Task to complete —
Go through the material below, noting each line where the string "data" appears, and give only the total.

-- -- --

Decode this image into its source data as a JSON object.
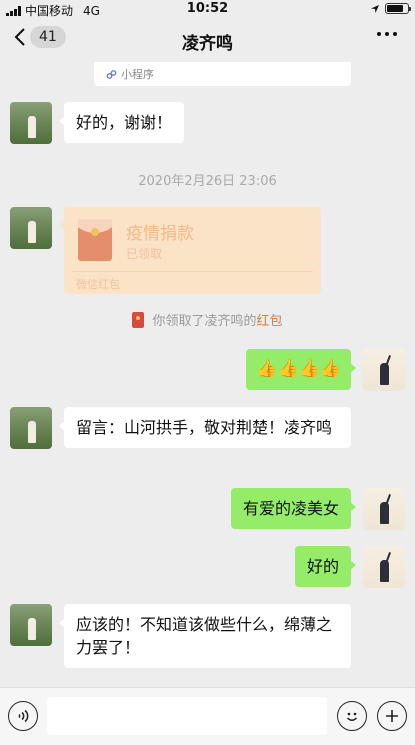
{
  "status_bar": {
    "carrier": "中国移动",
    "network": "4G",
    "time": "10:52"
  },
  "navbar": {
    "back_badge": "41",
    "title": "凌齐鸣"
  },
  "mini_program": {
    "label": "小程序"
  },
  "messages": [
    {
      "side": "left",
      "text": "好的，谢谢！"
    },
    {
      "side": "right",
      "text": "👍👍👍👍"
    },
    {
      "side": "left",
      "text": "留言：山河拱手，敬对荆楚！凌齐鸣"
    },
    {
      "side": "right",
      "text": "有爱的凌美女"
    },
    {
      "side": "right",
      "text": "好的"
    },
    {
      "side": "left",
      "text": "应该的！不知道该做些什么，绵薄之力罢了！"
    }
  ],
  "timestamp": "2020年2月26日 23:06",
  "red_packet": {
    "title": "疫情捐款",
    "status": "已领取",
    "footer": "微信红包"
  },
  "system_message": {
    "text": "你领取了凌齐鸣的",
    "link": "红包"
  },
  "input_bar": {
    "placeholder": ""
  },
  "colors": {
    "chat_background": "#ededed",
    "self_bubble": "#95ec69",
    "other_bubble": "#ffffff",
    "red_packet_received": "#fae3c6",
    "link_orange": "#e07b3a"
  }
}
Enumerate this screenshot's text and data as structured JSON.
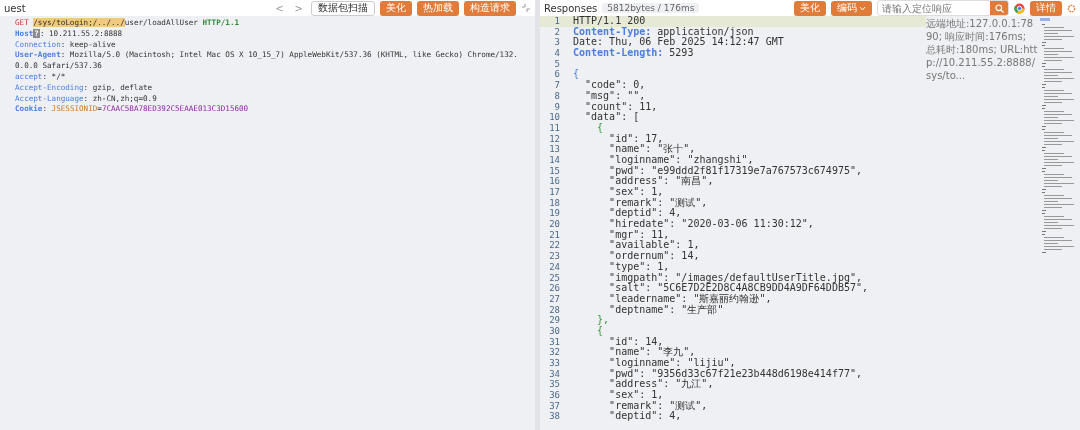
{
  "request": {
    "title": "uest",
    "toolbar": [
      {
        "kind": "nav",
        "text": "<"
      },
      {
        "kind": "nav",
        "text": ">"
      },
      {
        "kind": "plain",
        "text": "数据包扫描"
      },
      {
        "kind": "orange",
        "text": "美化"
      },
      {
        "kind": "orange",
        "text": "热加载"
      },
      {
        "kind": "orange",
        "text": "构造请求"
      }
    ],
    "lines": [
      [
        {
          "kind": "method",
          "text": "GET "
        },
        {
          "kind": "path",
          "text": "/sys/toLogin;/../../"
        },
        {
          "kind": "plain",
          "text": "user/loadAllUser "
        },
        {
          "kind": "version",
          "text": "HTTP/1.1"
        }
      ],
      [
        {
          "kind": "key-bold",
          "text": "Host"
        },
        {
          "kind": "badge",
          "text": "?"
        },
        {
          "kind": "plain",
          "text": ": 10.211.55.2:8888"
        }
      ],
      [
        {
          "kind": "key",
          "text": "Connection"
        },
        {
          "kind": "plain",
          "text": ": keep-alive"
        }
      ],
      [
        {
          "kind": "key-bold",
          "text": "User-Agent"
        },
        {
          "kind": "plain",
          "text": ": Mozilla/5.0 (Macintosh; Intel Mac OS X 10_15_7) AppleWebKit/537.36 (KHTML, like Gecko) Chrome/132.0.0.0 Safari/537.36"
        }
      ],
      [
        {
          "kind": "key",
          "text": "accept"
        },
        {
          "kind": "plain",
          "text": ": */*"
        }
      ],
      [
        {
          "kind": "key",
          "text": "Accept-Encoding"
        },
        {
          "kind": "plain",
          "text": ": gzip, deflate"
        }
      ],
      [
        {
          "kind": "key",
          "text": "Accept-Language"
        },
        {
          "kind": "plain",
          "text": ": zh-CN,zh;q=0.9"
        }
      ],
      [
        {
          "kind": "key-bold",
          "text": "Cookie"
        },
        {
          "kind": "plain",
          "text": ": "
        },
        {
          "kind": "cookie-name",
          "text": "JSESSIONID"
        },
        {
          "kind": "plain",
          "text": "="
        },
        {
          "kind": "cookie-value",
          "text": "7CAAC5BA78ED392C5EAAE013C3D15600"
        }
      ]
    ]
  },
  "response": {
    "title": "Responses",
    "stats": "5812bytes / 176ms",
    "toolbar": [
      {
        "kind": "orange",
        "text": "美化"
      },
      {
        "kind": "orange-dropdown",
        "text": "编码"
      }
    ],
    "search": {
      "placeholder": "请输入定位响应"
    },
    "details_button": "详情",
    "note": "远端地址:127.0.0.1:7890; 响应时间:176ms; 总耗时:180ms; URL:http://10.211.55.2:8888/sys/to...",
    "lines": [
      {
        "no": "1",
        "selected": true,
        "parts": [
          {
            "kind": "plain",
            "text": "HTTP/1.1 200"
          }
        ]
      },
      {
        "no": "2",
        "selected": false,
        "parts": [
          {
            "kind": "key-bold",
            "text": "Content-Type:"
          },
          {
            "kind": "plain",
            "text": " application/json"
          }
        ]
      },
      {
        "no": "3",
        "selected": false,
        "parts": [
          {
            "kind": "plain",
            "text": "Date: Thu, 06 Feb 2025 14:12:47 GMT"
          }
        ]
      },
      {
        "no": "4",
        "selected": false,
        "parts": [
          {
            "kind": "key-bold",
            "text": "Content-Length:"
          },
          {
            "kind": "plain",
            "text": " 5293"
          }
        ]
      },
      {
        "no": "5",
        "selected": false
      },
      {
        "no": "6",
        "selected": false,
        "parts": [
          {
            "kind": "brace",
            "text": "{"
          }
        ]
      },
      {
        "no": "7",
        "selected": false,
        "parts": [
          {
            "kind": "plain",
            "text": "  \"code\": 0,"
          }
        ]
      },
      {
        "no": "8",
        "selected": false,
        "parts": [
          {
            "kind": "plain",
            "text": "  \"msg\": \"\","
          }
        ]
      },
      {
        "no": "9",
        "selected": false,
        "parts": [
          {
            "kind": "plain",
            "text": "  \"count\": 11,"
          }
        ]
      },
      {
        "no": "10",
        "selected": false,
        "parts": [
          {
            "kind": "plain",
            "text": "  \"data\": ["
          }
        ]
      },
      {
        "no": "11",
        "selected": false,
        "parts": [
          {
            "kind": "brace2",
            "text": "    {"
          }
        ]
      },
      {
        "no": "12",
        "selected": false,
        "parts": [
          {
            "kind": "plain",
            "text": "      \"id\": 17,"
          }
        ]
      },
      {
        "no": "13",
        "selected": false,
        "parts": [
          {
            "kind": "plain",
            "text": "      \"name\": \"张十\","
          }
        ]
      },
      {
        "no": "14",
        "selected": false,
        "parts": [
          {
            "kind": "plain",
            "text": "      \"loginname\": \"zhangshi\","
          }
        ]
      },
      {
        "no": "15",
        "selected": false,
        "parts": [
          {
            "kind": "plain",
            "text": "      \"pwd\": \"e99ddd2f81f17319e7a767573c674975\","
          }
        ]
      },
      {
        "no": "16",
        "selected": false,
        "parts": [
          {
            "kind": "plain",
            "text": "      \"address\": \"南昌\","
          }
        ]
      },
      {
        "no": "17",
        "selected": false,
        "parts": [
          {
            "kind": "plain",
            "text": "      \"sex\": 1,"
          }
        ]
      },
      {
        "no": "18",
        "selected": false,
        "parts": [
          {
            "kind": "plain",
            "text": "      \"remark\": \"测试\","
          }
        ]
      },
      {
        "no": "19",
        "selected": false,
        "parts": [
          {
            "kind": "plain",
            "text": "      \"deptid\": 4,"
          }
        ]
      },
      {
        "no": "20",
        "selected": false,
        "parts": [
          {
            "kind": "plain",
            "text": "      \"hiredate\": \"2020-03-06 11:30:12\","
          }
        ]
      },
      {
        "no": "21",
        "selected": false,
        "parts": [
          {
            "kind": "plain",
            "text": "      \"mgr\": 11,"
          }
        ]
      },
      {
        "no": "22",
        "selected": false,
        "parts": [
          {
            "kind": "plain",
            "text": "      \"available\": 1,"
          }
        ]
      },
      {
        "no": "23",
        "selected": false,
        "parts": [
          {
            "kind": "plain",
            "text": "      \"ordernum\": 14,"
          }
        ]
      },
      {
        "no": "24",
        "selected": false,
        "parts": [
          {
            "kind": "plain",
            "text": "      \"type\": 1,"
          }
        ]
      },
      {
        "no": "25",
        "selected": false,
        "parts": [
          {
            "kind": "plain",
            "text": "      \"imgpath\": \"/images/defaultUserTitle.jpg\","
          }
        ]
      },
      {
        "no": "26",
        "selected": false,
        "parts": [
          {
            "kind": "plain",
            "text": "      \"salt\": \"5C6E7D2E2D8C4A8CB9DD4A9DF64DDB57\","
          }
        ]
      },
      {
        "no": "27",
        "selected": false,
        "parts": [
          {
            "kind": "plain",
            "text": "      \"leadername\": \"斯嘉丽约翰逊\","
          }
        ]
      },
      {
        "no": "28",
        "selected": false,
        "parts": [
          {
            "kind": "plain",
            "text": "      \"deptname\": \"生产部\""
          }
        ]
      },
      {
        "no": "29",
        "selected": false,
        "parts": [
          {
            "kind": "brace2",
            "text": "    },"
          }
        ]
      },
      {
        "no": "30",
        "selected": false,
        "parts": [
          {
            "kind": "brace2",
            "text": "    {"
          }
        ]
      },
      {
        "no": "31",
        "selected": false,
        "parts": [
          {
            "kind": "plain",
            "text": "      \"id\": 14,"
          }
        ]
      },
      {
        "no": "32",
        "selected": false,
        "parts": [
          {
            "kind": "plain",
            "text": "      \"name\": \"李九\","
          }
        ]
      },
      {
        "no": "33",
        "selected": false,
        "parts": [
          {
            "kind": "plain",
            "text": "      \"loginname\": \"lijiu\","
          }
        ]
      },
      {
        "no": "34",
        "selected": false,
        "parts": [
          {
            "kind": "plain",
            "text": "      \"pwd\": \"9356d33c67f21e23b448d6198e414f77\","
          }
        ]
      },
      {
        "no": "35",
        "selected": false,
        "parts": [
          {
            "kind": "plain",
            "text": "      \"address\": \"九江\","
          }
        ]
      },
      {
        "no": "36",
        "selected": false,
        "parts": [
          {
            "kind": "plain",
            "text": "      \"sex\": 1,"
          }
        ]
      },
      {
        "no": "37",
        "selected": false,
        "parts": [
          {
            "kind": "plain",
            "text": "      \"remark\": \"测试\","
          }
        ]
      },
      {
        "no": "38",
        "selected": false,
        "parts": [
          {
            "kind": "plain",
            "text": "      \"deptid\": 4,"
          }
        ]
      }
    ]
  }
}
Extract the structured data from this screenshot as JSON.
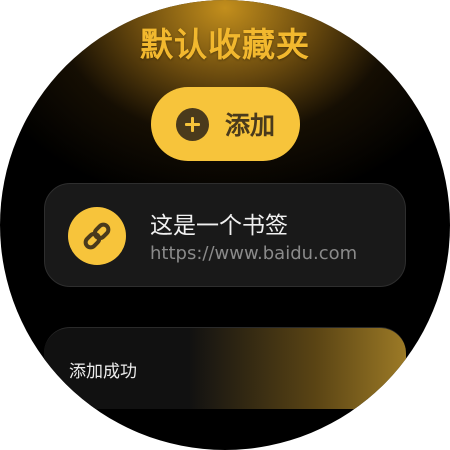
{
  "header": {
    "title": "默认收藏夹"
  },
  "add_button": {
    "label": "添加",
    "icon": "plus-circle-icon"
  },
  "bookmarks": [
    {
      "title": "这是一个书签",
      "url": "https://www.baidu.com",
      "icon": "link-icon"
    }
  ],
  "toast": {
    "message": "添加成功"
  },
  "colors": {
    "accent": "#f7c43b",
    "title": "#f2b82e",
    "background": "#000000",
    "card": "#191919",
    "icon_foreground": "#4a3a1c"
  }
}
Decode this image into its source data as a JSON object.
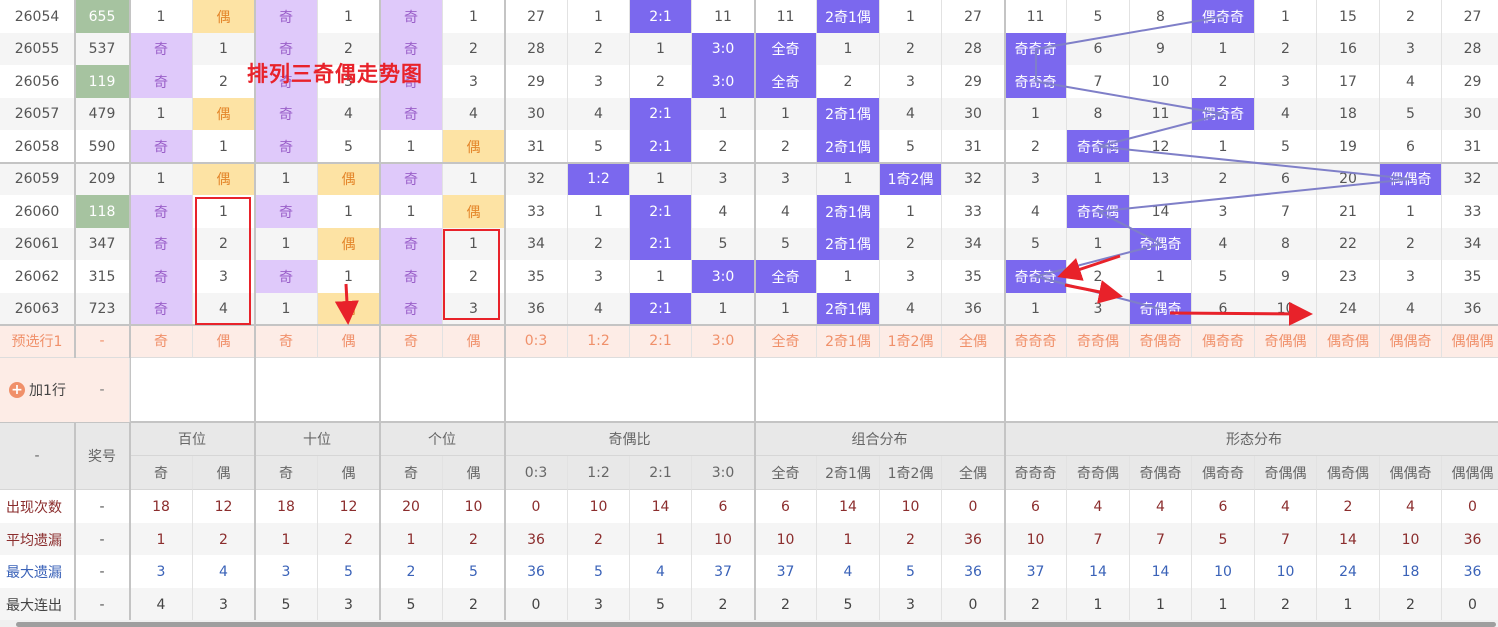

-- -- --

Response area —
5